Invited submission from the Joint Section Meeting on Disorders of the Spine and Peripheral Nerves, March 2004

Kurt M. Eichholz, Patrick W. Hitchon, Aaron From, Paige Rubenbauer, Satoshi Nakamura, Tae Hong Lim and James Torner

Object. Thoracolumbar burst fractures frequently require surgical intervention. Although the use of either anterior or posterior instrumentation has advantages and disadvantages, there have been few studies in which these two approaches have been compared biomechanically.

Methods. Ten human cadaveric spines were subjected to subtotal L-3 corpectomy. In five spines placement of L-3 wooden strut grafts with lateral L2–4 dual rod and screw instrumentation was performed. Five other spines underwent L1–5 pedicle screw fixation. The spines were fatigued between steps of the experiment. The spines were load tested with pure moments of 1.5, 3, 4.5, and 6 Nm in the intact state and after placement of instrumentation in six degrees of freedom (flexion, extension, right and left lateral bending, and right and left axial rotation).

In axial rotation posterior instrumentation significantly increased spinal rigidity compared with that of the intact state, whereas anterior instrumentation did not. Combined anterior—posterior instrumentation did not significantly increase the rigidity of the spine when compared with anterior or posterior instrumentation alone. Posterior instrumentation alone provided a greater reduction in angular rotation compared with anterior instrumentation alone in all degrees of freedom; however, statistical significance was achieved only in extension at 6 Nm.

Conclusions. The increased rigidity provided by pedicle screw instrumentation compared with the intact state or with anterior instrumentation is due to the longer construct spanning five levels and the three-column engagement of the pedicle screws.
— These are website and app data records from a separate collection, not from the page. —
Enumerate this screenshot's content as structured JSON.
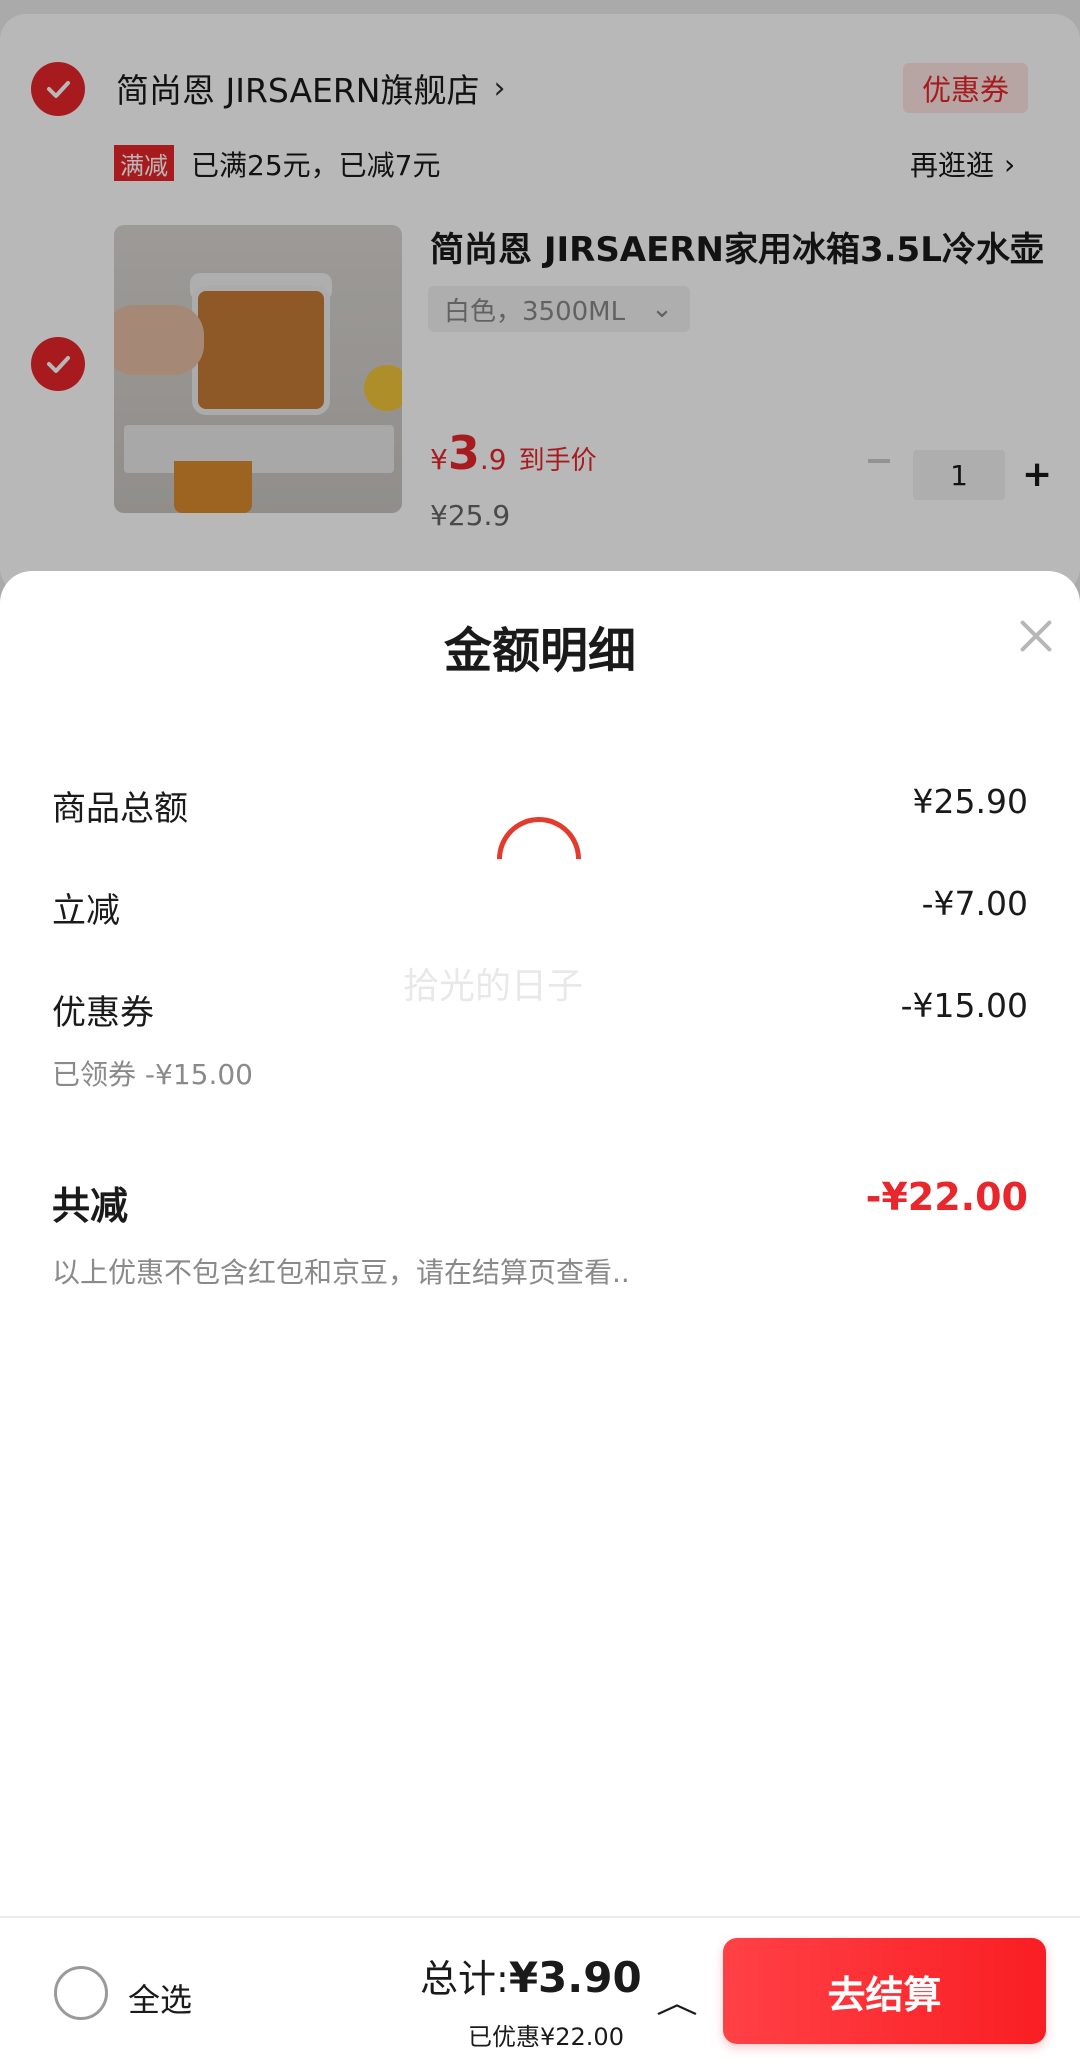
{
  "cart": {
    "shop_name": "简尚恩 JIRSAERN旗舰店",
    "coupon_button": "优惠券",
    "promo_tag": "满减",
    "promo_text": "已满25元，已减7元",
    "promo_more": "再逛逛",
    "product": {
      "title": "简尚恩 JIRSAERN家用冰箱3.5L冷水壶",
      "sku": "白色，3500ML",
      "price_symbol": "¥",
      "price_int": "3",
      "price_dec": ".9",
      "price_tag": "到手价",
      "original_price": "¥25.9",
      "quantity": "1",
      "plus": "+"
    }
  },
  "sheet": {
    "title": "金额明细",
    "rows": [
      {
        "label": "商品总额",
        "value": "¥25.90"
      },
      {
        "label": "立减",
        "value": "-¥7.00"
      },
      {
        "label": "优惠券",
        "value": "-¥15.00",
        "sub": "已领券 -¥15.00"
      }
    ],
    "total_label": "共减",
    "total_value": "-¥22.00",
    "note": "以上优惠不包含红包和京豆，请在结算页查看..",
    "watermark": "拾光的日子"
  },
  "bottom": {
    "select_all": "全选",
    "total_label": "总计:",
    "total_amount": "¥3.90",
    "saved": "已优惠¥22.00",
    "checkout": "去结算"
  },
  "colors": {
    "accent": "#e8262c",
    "muted_text": "#8a8a8a"
  },
  "icons": [
    "check-icon",
    "chevron-right-icon",
    "chevron-down-icon",
    "close-icon",
    "loading-spinner-icon",
    "chevron-up-icon",
    "radio-unchecked-icon"
  ]
}
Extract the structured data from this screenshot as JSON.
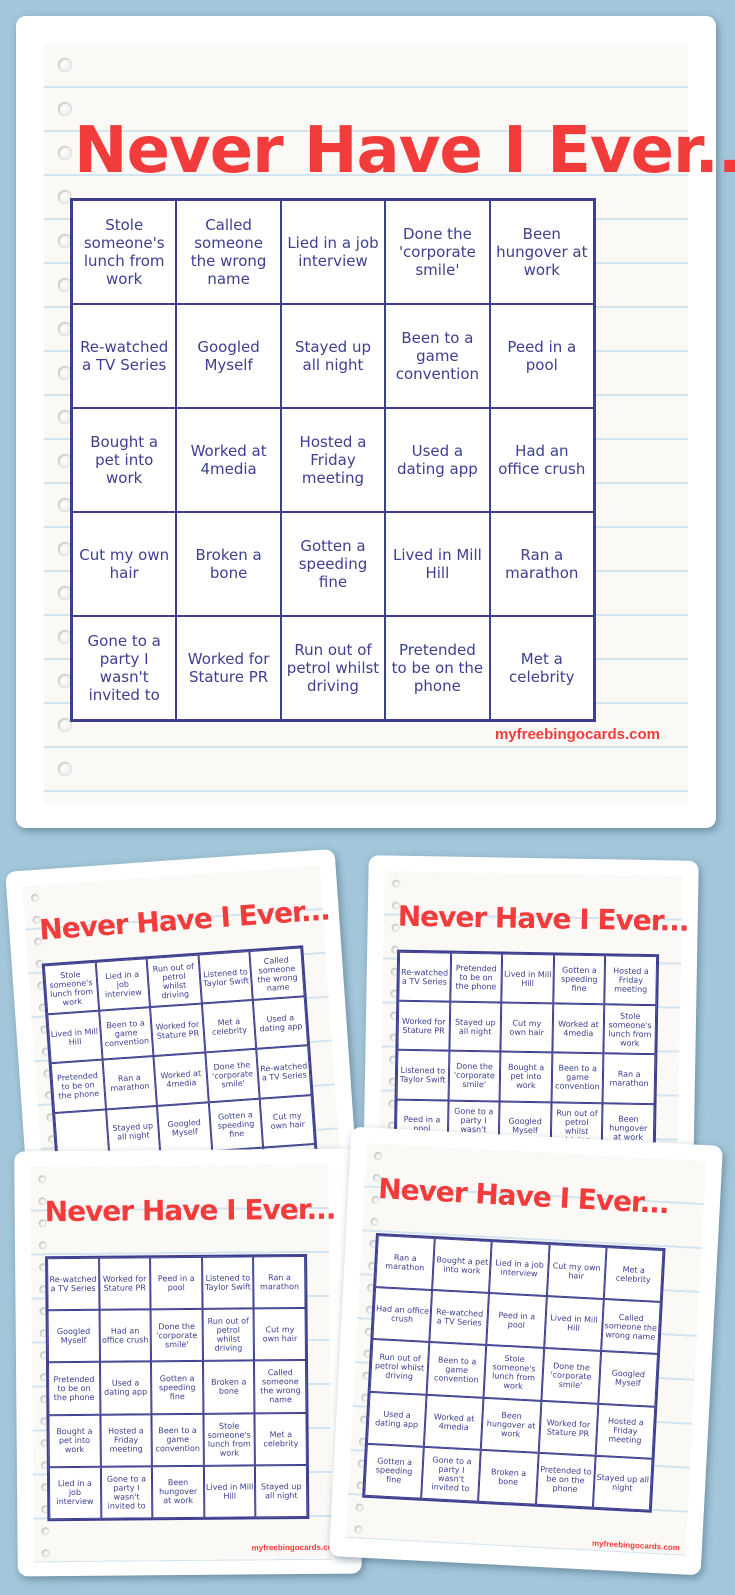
{
  "title": "Never Have I Ever...",
  "site": "myfreebingocards.com",
  "colors": {
    "background": "#a3c6da",
    "title": "#f23c3c",
    "grid": "#3d3f8f"
  },
  "main_card": {
    "cells": [
      "Stole someone's lunch from work",
      "Called someone the wrong name",
      "Lied in a job interview",
      "Done the 'corporate smile'",
      "Been hungover at work",
      "Re-watched a TV Series",
      "Googled Myself",
      "Stayed up all night",
      "Been to a game convention",
      "Peed in a pool",
      "Bought a pet into work",
      "Worked at 4media",
      "Hosted a Friday meeting",
      "Used a dating app",
      "Had an office crush",
      "Cut my own hair",
      "Broken a bone",
      "Gotten a speeding fine",
      "Lived in Mill Hill",
      "Ran a marathon",
      "Gone to a party I wasn't invited to",
      "Worked for Stature PR",
      "Run out of petrol whilst driving",
      "Pretended to be on the phone",
      "Met a celebrity"
    ]
  },
  "preview_cards": [
    {
      "cells": [
        "Stole someone's lunch from work",
        "Lied in a job interview",
        "Run out of petrol whilst driving",
        "Listened to Taylor Swift",
        "Called someone the wrong name",
        "Lived in Mill Hill",
        "Been to a game convention",
        "Worked for Stature PR",
        "Met a celebrity",
        "Used a dating app",
        "Pretended to be on the phone",
        "Ran a marathon",
        "Worked at 4media",
        "Done the 'corporate smile'",
        "Re-watched a TV Series",
        "",
        "Stayed up all night",
        "Googled Myself",
        "Gotten a speeding fine",
        "Cut my own hair",
        "",
        "",
        "",
        "",
        ""
      ]
    },
    {
      "cells": [
        "Re-watched a TV Series",
        "Pretended to be on the phone",
        "Lived in Mill Hill",
        "Gotten a speeding fine",
        "Hosted a Friday meeting",
        "Worked for Stature PR",
        "Stayed up all night",
        "Cut my own hair",
        "Worked at 4media",
        "Stole someone's lunch from work",
        "Listened to Taylor Swift",
        "Done the 'corporate smile'",
        "Bought a pet into work",
        "Been to a game convention",
        "Ran a marathon",
        "Peed in a pool",
        "Gone to a party I wasn't invited to",
        "Googled Myself",
        "Run out of petrol whilst driving",
        "Been hungover at work",
        "",
        "",
        "",
        "",
        ""
      ]
    },
    {
      "cells": [
        "Re-watched a TV Series",
        "Worked for Stature PR",
        "Peed in a pool",
        "Listened to Taylor Swift",
        "Ran a marathon",
        "Googled Myself",
        "Had an office crush",
        "Done the 'corporate smile'",
        "Run out of petrol whilst driving",
        "Cut my own hair",
        "Pretended to be on the phone",
        "Used a dating app",
        "Gotten a speeding fine",
        "Broken a bone",
        "Called someone the wrong name",
        "Bought a pet into work",
        "Hosted a Friday meeting",
        "Been to a game convention",
        "Stole someone's lunch from work",
        "Met a celebrity",
        "Lied in a job interview",
        "Gone to a party I wasn't invited to",
        "Been hungover at work",
        "Lived in Mill Hill",
        "Stayed up all night"
      ]
    },
    {
      "cells": [
        "Ran a marathon",
        "Bought a pet into work",
        "Lied in a job interview",
        "Cut my own hair",
        "Met a celebrity",
        "Had an office crush",
        "Re-watched a TV Series",
        "Peed in a pool",
        "Lived in Mill Hill",
        "Called someone the wrong name",
        "Run out of petrol whilst driving",
        "Been to a game convention",
        "Stole someone's lunch from work",
        "Done the 'corporate smile'",
        "Googled Myself",
        "Used a dating app",
        "Worked at 4media",
        "Been hungover at work",
        "Worked for Stature PR",
        "Hosted a Friday meeting",
        "Gotten a speeding fine",
        "Gone to a party I wasn't invited to",
        "Broken a bone",
        "Pretended to be on the phone",
        "Stayed up all night"
      ]
    }
  ]
}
The decision to use anterior or posterior instrumentation should be based on the clinical necessity of canal decompression and correction of angulation.